═════ DATA FOR ANALYSIS ═════

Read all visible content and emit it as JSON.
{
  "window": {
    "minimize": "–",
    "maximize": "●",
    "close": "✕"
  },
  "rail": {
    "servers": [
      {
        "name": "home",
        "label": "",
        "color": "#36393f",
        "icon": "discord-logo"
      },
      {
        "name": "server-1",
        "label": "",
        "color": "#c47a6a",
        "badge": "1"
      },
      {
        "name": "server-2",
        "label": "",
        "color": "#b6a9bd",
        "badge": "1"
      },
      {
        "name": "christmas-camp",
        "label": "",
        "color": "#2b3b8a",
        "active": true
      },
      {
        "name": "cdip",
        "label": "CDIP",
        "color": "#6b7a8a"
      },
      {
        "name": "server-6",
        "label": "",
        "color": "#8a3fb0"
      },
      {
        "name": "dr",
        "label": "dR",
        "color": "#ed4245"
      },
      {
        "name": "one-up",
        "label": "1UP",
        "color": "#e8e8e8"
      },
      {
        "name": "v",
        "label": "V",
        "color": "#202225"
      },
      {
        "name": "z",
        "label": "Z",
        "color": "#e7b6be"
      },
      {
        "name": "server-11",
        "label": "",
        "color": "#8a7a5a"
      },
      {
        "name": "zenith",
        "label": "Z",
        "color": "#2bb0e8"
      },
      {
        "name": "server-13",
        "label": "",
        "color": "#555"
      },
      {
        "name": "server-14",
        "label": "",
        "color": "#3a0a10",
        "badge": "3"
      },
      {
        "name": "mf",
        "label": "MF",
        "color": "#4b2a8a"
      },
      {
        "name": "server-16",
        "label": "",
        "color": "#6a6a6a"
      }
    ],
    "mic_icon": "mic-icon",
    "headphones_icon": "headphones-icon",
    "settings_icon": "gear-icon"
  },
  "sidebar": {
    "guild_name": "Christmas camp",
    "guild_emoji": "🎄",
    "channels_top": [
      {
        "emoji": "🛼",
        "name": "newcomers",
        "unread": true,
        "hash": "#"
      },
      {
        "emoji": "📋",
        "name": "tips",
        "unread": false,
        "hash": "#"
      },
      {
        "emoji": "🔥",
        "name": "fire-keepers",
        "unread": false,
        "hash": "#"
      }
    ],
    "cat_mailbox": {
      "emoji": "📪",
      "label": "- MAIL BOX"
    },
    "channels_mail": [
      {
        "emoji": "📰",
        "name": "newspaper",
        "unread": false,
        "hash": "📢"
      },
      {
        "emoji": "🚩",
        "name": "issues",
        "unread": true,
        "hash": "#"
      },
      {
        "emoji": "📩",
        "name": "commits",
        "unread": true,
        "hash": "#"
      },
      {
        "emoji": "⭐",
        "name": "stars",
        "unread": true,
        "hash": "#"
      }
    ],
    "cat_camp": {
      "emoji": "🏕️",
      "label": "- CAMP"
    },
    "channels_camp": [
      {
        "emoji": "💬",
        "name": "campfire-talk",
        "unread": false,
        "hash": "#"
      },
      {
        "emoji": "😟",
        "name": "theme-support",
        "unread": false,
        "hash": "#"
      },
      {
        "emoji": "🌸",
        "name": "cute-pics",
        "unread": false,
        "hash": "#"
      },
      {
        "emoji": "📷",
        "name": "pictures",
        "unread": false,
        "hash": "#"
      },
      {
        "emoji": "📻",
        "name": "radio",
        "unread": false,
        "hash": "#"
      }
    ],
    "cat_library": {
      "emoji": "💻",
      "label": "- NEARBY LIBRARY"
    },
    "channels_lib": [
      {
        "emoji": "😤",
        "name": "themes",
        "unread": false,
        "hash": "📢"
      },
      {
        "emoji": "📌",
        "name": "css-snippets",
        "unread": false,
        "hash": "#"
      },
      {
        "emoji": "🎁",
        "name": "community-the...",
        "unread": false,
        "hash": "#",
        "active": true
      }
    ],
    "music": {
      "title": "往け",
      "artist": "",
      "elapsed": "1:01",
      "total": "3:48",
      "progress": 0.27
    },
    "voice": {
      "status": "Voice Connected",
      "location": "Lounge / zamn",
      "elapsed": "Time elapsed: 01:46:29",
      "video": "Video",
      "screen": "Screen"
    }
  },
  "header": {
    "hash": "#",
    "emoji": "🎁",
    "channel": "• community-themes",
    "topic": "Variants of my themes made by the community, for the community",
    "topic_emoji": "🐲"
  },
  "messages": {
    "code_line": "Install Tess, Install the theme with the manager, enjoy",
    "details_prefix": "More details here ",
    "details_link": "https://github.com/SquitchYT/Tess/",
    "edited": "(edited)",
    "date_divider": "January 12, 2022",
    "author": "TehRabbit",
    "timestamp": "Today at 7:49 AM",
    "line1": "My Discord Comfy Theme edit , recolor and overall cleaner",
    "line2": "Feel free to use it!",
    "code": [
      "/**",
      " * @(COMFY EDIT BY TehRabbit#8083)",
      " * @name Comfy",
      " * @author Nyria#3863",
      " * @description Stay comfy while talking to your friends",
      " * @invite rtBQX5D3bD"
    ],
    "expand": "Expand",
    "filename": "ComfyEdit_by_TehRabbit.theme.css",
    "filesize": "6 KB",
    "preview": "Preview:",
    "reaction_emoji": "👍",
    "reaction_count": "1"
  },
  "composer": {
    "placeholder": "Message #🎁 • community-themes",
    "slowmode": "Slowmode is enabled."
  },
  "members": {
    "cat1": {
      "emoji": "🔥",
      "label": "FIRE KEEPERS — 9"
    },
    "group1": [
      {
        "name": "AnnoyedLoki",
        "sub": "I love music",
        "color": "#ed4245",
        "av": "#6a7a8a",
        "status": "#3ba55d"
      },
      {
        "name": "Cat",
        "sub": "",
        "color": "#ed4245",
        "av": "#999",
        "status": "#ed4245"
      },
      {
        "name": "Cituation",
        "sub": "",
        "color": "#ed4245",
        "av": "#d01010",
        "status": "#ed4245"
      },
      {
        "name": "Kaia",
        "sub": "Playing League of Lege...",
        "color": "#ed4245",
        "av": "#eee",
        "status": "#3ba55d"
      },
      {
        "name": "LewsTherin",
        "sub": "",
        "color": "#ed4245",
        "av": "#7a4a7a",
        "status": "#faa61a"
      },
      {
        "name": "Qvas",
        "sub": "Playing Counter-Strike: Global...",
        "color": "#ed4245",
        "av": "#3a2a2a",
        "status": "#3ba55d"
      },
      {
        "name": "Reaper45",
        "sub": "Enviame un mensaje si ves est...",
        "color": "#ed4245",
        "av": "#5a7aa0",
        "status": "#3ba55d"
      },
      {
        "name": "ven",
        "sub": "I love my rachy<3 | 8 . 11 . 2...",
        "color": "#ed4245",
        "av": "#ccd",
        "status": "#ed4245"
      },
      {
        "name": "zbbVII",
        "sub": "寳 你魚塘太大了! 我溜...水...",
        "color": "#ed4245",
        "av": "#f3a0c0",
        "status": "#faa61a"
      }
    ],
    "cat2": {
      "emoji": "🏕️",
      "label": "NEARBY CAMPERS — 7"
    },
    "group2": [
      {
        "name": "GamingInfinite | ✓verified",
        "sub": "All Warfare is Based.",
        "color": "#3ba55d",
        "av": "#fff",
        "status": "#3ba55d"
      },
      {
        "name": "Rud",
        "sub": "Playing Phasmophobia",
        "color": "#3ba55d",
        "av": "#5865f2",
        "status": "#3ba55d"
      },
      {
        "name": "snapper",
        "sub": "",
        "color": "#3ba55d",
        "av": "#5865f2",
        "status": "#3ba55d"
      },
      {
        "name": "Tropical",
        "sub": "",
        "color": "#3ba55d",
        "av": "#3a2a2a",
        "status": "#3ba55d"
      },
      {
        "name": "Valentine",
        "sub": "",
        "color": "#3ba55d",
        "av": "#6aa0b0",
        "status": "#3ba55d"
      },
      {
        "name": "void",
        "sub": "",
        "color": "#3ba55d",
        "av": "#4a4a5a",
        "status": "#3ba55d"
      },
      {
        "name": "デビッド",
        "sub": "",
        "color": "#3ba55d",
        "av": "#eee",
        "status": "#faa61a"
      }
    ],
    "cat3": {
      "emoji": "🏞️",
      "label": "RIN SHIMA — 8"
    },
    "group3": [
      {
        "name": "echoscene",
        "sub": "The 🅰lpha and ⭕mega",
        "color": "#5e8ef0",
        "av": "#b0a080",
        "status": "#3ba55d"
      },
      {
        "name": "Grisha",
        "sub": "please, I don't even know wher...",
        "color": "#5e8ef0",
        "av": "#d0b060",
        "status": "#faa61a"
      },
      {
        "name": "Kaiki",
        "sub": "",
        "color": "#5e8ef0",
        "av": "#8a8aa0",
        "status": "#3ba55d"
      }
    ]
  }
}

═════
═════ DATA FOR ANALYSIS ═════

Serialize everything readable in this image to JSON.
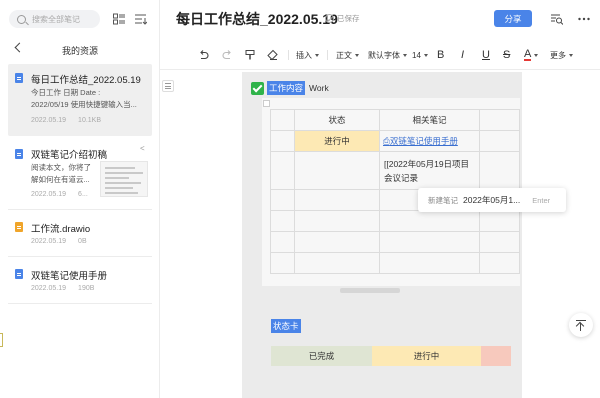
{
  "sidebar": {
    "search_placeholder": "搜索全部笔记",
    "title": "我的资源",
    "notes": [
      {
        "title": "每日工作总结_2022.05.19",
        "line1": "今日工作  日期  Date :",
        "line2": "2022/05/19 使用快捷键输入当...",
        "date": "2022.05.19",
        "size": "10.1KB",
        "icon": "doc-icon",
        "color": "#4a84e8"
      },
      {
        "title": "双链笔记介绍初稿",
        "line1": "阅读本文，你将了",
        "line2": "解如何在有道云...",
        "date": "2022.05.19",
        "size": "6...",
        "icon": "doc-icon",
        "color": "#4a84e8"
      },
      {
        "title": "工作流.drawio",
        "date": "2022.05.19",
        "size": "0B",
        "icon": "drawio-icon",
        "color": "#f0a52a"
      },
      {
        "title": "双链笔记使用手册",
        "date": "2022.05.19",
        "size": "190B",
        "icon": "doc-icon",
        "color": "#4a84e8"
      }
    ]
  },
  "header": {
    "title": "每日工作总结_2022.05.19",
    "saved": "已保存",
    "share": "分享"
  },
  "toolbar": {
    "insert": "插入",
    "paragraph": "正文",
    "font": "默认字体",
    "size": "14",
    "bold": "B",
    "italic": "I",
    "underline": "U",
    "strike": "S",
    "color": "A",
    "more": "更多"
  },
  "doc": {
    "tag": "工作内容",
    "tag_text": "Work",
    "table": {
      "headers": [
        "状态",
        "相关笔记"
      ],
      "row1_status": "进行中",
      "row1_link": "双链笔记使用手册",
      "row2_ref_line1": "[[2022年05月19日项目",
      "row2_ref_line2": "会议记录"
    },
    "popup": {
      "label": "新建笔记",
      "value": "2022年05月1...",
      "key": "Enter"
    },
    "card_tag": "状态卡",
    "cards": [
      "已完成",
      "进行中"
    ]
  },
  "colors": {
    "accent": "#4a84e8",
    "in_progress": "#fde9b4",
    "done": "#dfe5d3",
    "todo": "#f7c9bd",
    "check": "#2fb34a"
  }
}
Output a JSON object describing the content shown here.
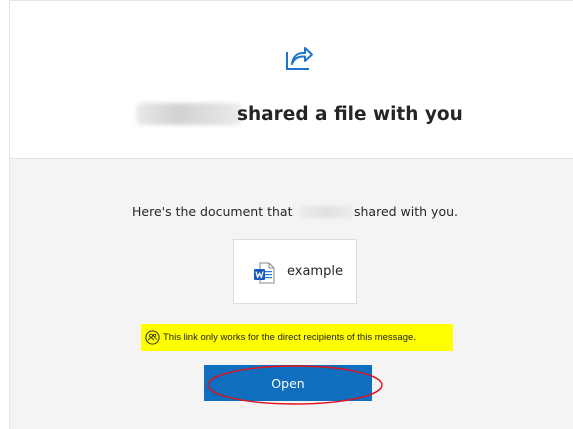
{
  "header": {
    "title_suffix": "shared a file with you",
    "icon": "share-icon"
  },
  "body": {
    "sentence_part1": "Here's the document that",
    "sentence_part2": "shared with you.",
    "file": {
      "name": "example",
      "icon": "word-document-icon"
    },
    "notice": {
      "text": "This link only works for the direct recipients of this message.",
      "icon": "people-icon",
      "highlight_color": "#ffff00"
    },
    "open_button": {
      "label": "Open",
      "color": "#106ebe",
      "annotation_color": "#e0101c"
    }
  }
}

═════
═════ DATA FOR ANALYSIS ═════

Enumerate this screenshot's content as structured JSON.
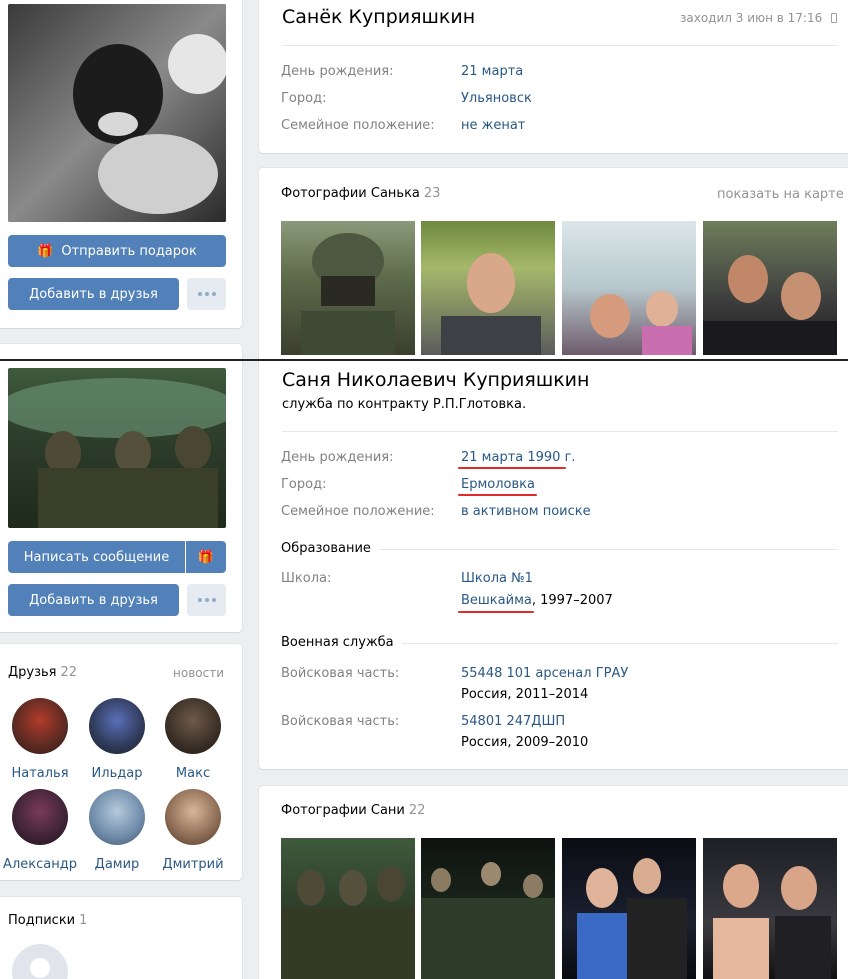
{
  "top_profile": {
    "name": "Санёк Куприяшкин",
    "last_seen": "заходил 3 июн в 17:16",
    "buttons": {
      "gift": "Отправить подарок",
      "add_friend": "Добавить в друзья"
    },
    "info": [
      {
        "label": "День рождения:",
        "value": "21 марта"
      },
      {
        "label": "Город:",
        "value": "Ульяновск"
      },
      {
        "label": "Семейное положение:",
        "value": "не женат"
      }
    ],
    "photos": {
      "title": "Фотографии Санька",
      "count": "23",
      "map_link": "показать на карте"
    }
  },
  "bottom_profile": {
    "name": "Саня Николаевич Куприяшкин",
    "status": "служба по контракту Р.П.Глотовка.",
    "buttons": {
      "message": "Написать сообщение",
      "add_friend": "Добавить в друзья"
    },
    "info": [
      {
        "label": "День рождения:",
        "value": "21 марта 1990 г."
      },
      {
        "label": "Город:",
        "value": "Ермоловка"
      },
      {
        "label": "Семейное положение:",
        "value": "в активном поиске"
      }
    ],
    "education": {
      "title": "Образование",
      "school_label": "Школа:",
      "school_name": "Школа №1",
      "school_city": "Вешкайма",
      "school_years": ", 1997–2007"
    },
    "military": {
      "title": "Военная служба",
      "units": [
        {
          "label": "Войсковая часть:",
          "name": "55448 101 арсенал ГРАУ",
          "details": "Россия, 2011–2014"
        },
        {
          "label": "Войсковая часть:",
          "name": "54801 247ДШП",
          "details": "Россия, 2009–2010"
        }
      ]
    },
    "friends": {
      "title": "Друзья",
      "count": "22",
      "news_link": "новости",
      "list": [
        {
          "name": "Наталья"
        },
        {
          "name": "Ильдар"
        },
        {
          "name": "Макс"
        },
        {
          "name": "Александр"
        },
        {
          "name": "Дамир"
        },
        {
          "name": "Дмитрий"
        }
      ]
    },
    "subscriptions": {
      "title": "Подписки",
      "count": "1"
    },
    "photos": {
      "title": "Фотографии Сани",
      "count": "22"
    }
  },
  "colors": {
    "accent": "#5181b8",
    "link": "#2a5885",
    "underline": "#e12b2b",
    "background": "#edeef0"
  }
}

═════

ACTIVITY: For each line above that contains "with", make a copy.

WORKED SOLUTION:
    "code_line": "Install Tess, Install the theme with the manager, enjoy",
    "title_suffix": "shared a file with you",
    "sentence_part2": "shared with you.",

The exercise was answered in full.